Yeah for sure. I loved the experience. It was during my fourth year in the Fall of 2016 and this was when I was writing grad school applications and I was working on my fourth-year thesis and I was still taking full course load. It was great because it was very achievable. I had time to do all of these things it was spread out over the semester, I had to write an abstract, make a poster, record myself presenting. I got to apply to referee and listen to other undergrads research projects also. So that was really cool that I got to do that and continue with everything that I was already doing. As most of us know in our fourth year we are pretty busy. And I got to attend the AGU Fall Meeting in 2017 so the year after I did the Virtual Poster Showcase, and this was after I moved from Edmonton to Toronto to start grad school. I got to go to New Orleans with my new lab, so I got to bond with them a little bit more and really get the experience of going to all these talks on my new topic of research. I was presenting my undergraduate stuff so that was also kind of… at that point it felt like a throwback – I know it wasn’t that far out, but it was really fun.
Do you have any advice for students who maybe want to participate in the Virtual Poster Showcase?
For me if you’re on the fence about doing it I would just say go ahead and jump in its not very expensive, its not a big-time commitment, it’s a great experience to get to communicate with experts and judges and other students, so I would just got ahead and do it! That would be my advice.
Awesome! This year is the centennial year for AGU could you touch on how you feel about being part of such a big moment in the geosciences.
It’s very exciting. When I attended the AGU Fall Meeting two years ago in 2017 they were already kind of pumping this up and that was the first I had heard of it so it was already very exciting then so I am already looking forward to attending the Fall Meeting this year I think its going to be even better then the first time and even just getting to talk to you guys about my Virtual Poster Showcase is also very exciting.
What do you hope the geosciences will help humanity understand and achieve in the future?
This was the hardest questions I had to think about this a lot. With my current research I think a lot about the changing climate and how our oceans are changing, and our atmosphere is changing and the repercussions it has for us. For me I am hoping that geoscience will not only help humanity understand the effects of the changing climate but also the solutions that can be used to mitigate those affects that I think at this point will inevitably be felt. That’s really what I am hoping my science and our science can do.
Right, I think the work and research you are doing right now is going to be incredibly important in the coming years with the changing climate so that’s great. That is all that we have we want to say thank you again for taking the time out of your day to participate in this and talk a little bit about your Virtual Poster Showcase Experience do you have any questions or anything that you want to say before we go ahead and log off?

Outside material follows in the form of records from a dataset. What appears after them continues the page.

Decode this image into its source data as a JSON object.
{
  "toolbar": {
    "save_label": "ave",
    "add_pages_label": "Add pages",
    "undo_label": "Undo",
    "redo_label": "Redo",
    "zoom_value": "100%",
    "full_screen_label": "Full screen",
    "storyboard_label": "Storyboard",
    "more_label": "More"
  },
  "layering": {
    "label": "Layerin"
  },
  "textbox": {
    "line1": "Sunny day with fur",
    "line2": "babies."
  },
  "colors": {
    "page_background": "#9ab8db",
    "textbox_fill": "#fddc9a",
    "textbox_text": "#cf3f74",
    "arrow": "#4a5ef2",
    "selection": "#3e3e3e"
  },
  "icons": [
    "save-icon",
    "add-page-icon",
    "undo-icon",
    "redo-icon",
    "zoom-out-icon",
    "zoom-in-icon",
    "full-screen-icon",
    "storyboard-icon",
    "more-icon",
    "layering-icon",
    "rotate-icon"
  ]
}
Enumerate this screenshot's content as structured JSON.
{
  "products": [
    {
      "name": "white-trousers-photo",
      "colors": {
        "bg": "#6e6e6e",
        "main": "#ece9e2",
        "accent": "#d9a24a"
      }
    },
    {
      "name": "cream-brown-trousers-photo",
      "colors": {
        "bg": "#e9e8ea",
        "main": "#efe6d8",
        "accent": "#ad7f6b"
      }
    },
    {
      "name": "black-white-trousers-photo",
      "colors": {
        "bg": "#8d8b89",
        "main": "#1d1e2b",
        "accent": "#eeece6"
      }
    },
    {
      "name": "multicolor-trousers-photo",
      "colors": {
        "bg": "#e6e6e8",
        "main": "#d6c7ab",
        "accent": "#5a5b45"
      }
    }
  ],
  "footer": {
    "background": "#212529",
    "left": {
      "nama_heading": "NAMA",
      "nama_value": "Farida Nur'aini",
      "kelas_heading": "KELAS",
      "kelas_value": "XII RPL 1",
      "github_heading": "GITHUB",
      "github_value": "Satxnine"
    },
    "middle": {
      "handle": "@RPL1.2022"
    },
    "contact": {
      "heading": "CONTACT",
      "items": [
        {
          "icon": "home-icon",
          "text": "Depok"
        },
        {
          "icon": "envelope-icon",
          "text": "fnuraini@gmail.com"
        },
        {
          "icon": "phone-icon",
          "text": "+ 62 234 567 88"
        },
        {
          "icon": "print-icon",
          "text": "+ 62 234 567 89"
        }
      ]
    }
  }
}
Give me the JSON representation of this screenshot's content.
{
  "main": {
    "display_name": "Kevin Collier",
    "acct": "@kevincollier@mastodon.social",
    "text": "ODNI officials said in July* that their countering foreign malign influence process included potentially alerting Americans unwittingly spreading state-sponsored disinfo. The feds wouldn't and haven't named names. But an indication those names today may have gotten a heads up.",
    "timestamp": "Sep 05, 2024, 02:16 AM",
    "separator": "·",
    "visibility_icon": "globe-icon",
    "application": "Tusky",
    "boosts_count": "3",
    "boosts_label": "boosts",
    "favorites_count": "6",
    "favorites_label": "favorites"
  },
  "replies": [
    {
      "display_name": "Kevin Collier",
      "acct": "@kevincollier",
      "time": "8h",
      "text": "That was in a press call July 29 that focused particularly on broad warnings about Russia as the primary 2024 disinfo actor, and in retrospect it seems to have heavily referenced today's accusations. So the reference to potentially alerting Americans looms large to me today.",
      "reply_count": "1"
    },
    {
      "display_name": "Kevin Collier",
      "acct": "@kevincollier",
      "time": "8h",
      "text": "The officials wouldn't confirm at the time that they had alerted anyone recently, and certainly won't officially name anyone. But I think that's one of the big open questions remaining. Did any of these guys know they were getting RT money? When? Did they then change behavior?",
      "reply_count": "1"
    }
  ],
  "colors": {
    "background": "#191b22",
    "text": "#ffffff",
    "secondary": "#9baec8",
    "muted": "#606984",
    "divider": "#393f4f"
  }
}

Uh no I think I am good.
We want to thank you for participating and we really are looking to inspire students to participate in the Centennial VPS so were looking more for how your experience can be an inspiration and motivation to other.